more information: NIH RePORT
- Claudin profiling in the mouse during postnatal intestinal development and along the gastrointestinal tract reveals complex expression patternsJennifer L Holmes
Department of Cell and Molecular Physiology, University of North Carolina at Chapel Hill, Chapel Hill, NC, USA
Gene Expr Patterns 6:581-8. 2006..This database provides a resource for investigating regional and developmental differences in permselectivity, crypt to villus/surface differentiation and neoplastic changes along the gut and during postnatal development...
- Claudins and epithelial paracellular transportChristina M Van Itallie
Department of Medicine, Division of Gastroenterology and Hepatology, University of North Carolina, Chapel Hill, North Carolina 27599 7545, USA
Annu Rev Physiol 68:403-29. 2006....
- Two splice variants of claudin-10 in the kidney create paracellular pores with different ion selectivitiesChristina M Van Itallie
Department of Medicine, University of North Carolina at Chapel Hill, Chapel Hill, NC 27599 7545, USA
Am J Physiol Renal Physiol 291:F1288-99. 2006..We conclude that alternative splicing of claudin-10 generates unique permselectivities and might contribute to the variable paracellular transport observed along the nephron...
- Compositional and stoichiometric analysis of Clostridium perfringens enterotoxin complexes in Caco-2 cells and claudin 4 fibroblast transfectantsSusan L Robertson
Department of Molecular Genetics and Biochemistry, University of Pittsburgh, Pittsburgh, PA, USA
Cell Microbiol 9:2734-55. 2007..These results identify CPE as a unique toxin that combines with tight junction proteins to form high-molecular-mass hexameric pores and alter membrane permeability...
- Claudin-18: a dominant tight junction protein in Barrett's esophagus and likely contributor to its acid resistanceBiljana Jovov
Dept of Medicine, Univ of North Carolina at Chapel Hill, Chapel Hill, NC 27599, USA
Am J Physiol Gastrointest Liver Physiol 293:G1106-13. 2007..We conclude that Cldn-18 is the dominant claudin in the TJ of SCE and propose that the change from a Cldn-18-deficient TJ in SqE to a Cldn-18-rich TJ in SCE contributes to the greater acid resistance of BE...
- Structure of the claudin-binding domain of Clostridium perfringens enterotoxinChristina M Van Itallie
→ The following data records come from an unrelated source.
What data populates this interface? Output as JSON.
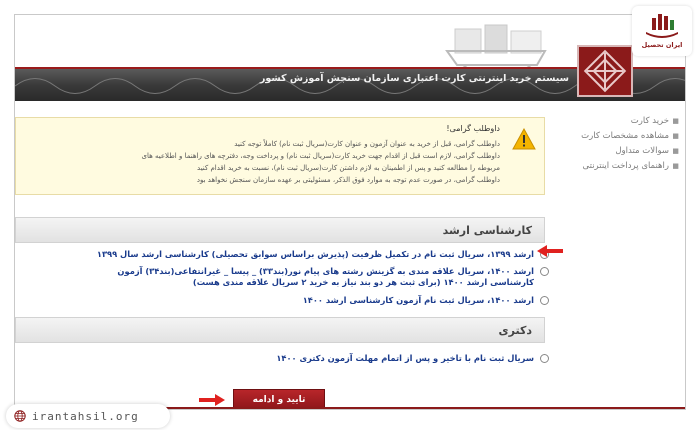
{
  "header": {
    "title": "سیستم خرید اینترنتی کارت اعتباری سازمان سنجش آموزش کشور"
  },
  "sidebar": {
    "items": [
      {
        "label": "خرید کارت"
      },
      {
        "label": "مشاهده مشخصات کارت"
      },
      {
        "label": "سوالات متداول"
      },
      {
        "label": "راهنمای پرداخت اینترنتی"
      }
    ]
  },
  "notice": {
    "title": "داوطلب گرامی!",
    "lines": [
      "داوطلب گرامی، قبل از خرید به عنوان آزمون و عنوان کارت(سریال ثبت نام) کاملاً توجه کنید",
      "داوطلب گرامی، لازم است قبل از اقدام جهت خرید کارت(سریال ثبت نام) و پرداخت وجه، دفترچه های راهنما و اطلاعیه های",
      "مربوطه را مطالعه کنید و پس از اطمینان به لازم داشتن کارت(سریال ثبت نام)، نسبت به خرید اقدام کنید",
      "داوطلب گرامی، در صورت عدم توجه به موارد فوق الذکر، مسئولیتی بر عهده سازمان سنجش نخواهد بود"
    ]
  },
  "sections": [
    {
      "title": "کارشناسی ارشد",
      "options": [
        "ارشد ۱۳۹۹، سریال ثبت نام در تکمیل ظرفیت (پذیرش براساس سوابق تحصیلی) کارشناسی ارشد سال ۱۳۹۹",
        "ارشد ۱۴۰۰، سریال علاقه مندی به گزینش رشته های پیام نور(بند۳۳) _ پیسا _ غیرانتفاعی(بند۳۴) آزمون کارشناسی ارشد ۱۴۰۰ (برای ثبت هر دو بند نیاز به خرید ۲ سریال علاقه مندی هست)",
        "ارشد ۱۴۰۰، سریال ثبت نام آزمون کارشناسی ارشد ۱۴۰۰"
      ]
    },
    {
      "title": "دکتری",
      "options": [
        "سریال ثبت نام با تاخیر و پس از اتمام مهلت آزمون دکتری ۱۴۰۰"
      ]
    }
  ],
  "submit": {
    "label": "تایید و ادامه"
  },
  "watermark": {
    "site": "irantahsil.org",
    "brand": "ایران تحصیل"
  },
  "colors": {
    "accent": "#8b1a1a",
    "link": "#1a3b8c",
    "arrow": "#e0211f"
  }
}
Department of Medicine, University of North Carolina at Chapel Hill School of Medicine, 103 Mason Farm Road, Chapel Hill, NC 27599, USA
J Biol Chem 283:268-74. 2008..Our results provide a structural framework to advance therapeutic applications of the toxin and suggest a common ancestor for several receptor-binding domains of bacterial toxins...
- The density of small tight junction pores varies among cell types and is increased by expression of claudin-2Christina M Van Itallie
Department of Medicine, University of North Carolina, Chapel Hill, NC 27599, USA
J Cell Sci 121:298-305. 2008..Although claudins are likely to be components of the small pores, other factors might regulate pore number...
- Claudin-2-dependent changes in noncharged solute flux are mediated by the extracellular domains and require attachment to the PDZ-scaffoldChristina M Van Itallie
Department Medicine, University of North Carolina, Chapel Hill, North Carolina 27599, USA
Ann N Y Acad Sci 1165:82-7. 2009..4 A. They leave unanswered why both claudin-2 and -4 can influence electrical properties while only -2 can selectively increase permeability for small PEGs...
- ZO-1 stabilizes the tight junction solute barrier through coupling to the perijunctional cytoskeletonChristina M Van Itallie
Department of Medicine, University of North Carolina at Chapel Hill, Chapel Hill, NC 27599, USA
Mol Biol Cell 20:3930-40. 2009..These studies are the first direct evidence that ZO-1 limits solute permeability in established tight junctions, perhaps by forming a stabilizing link between the barrier and perijunctional actomyosin...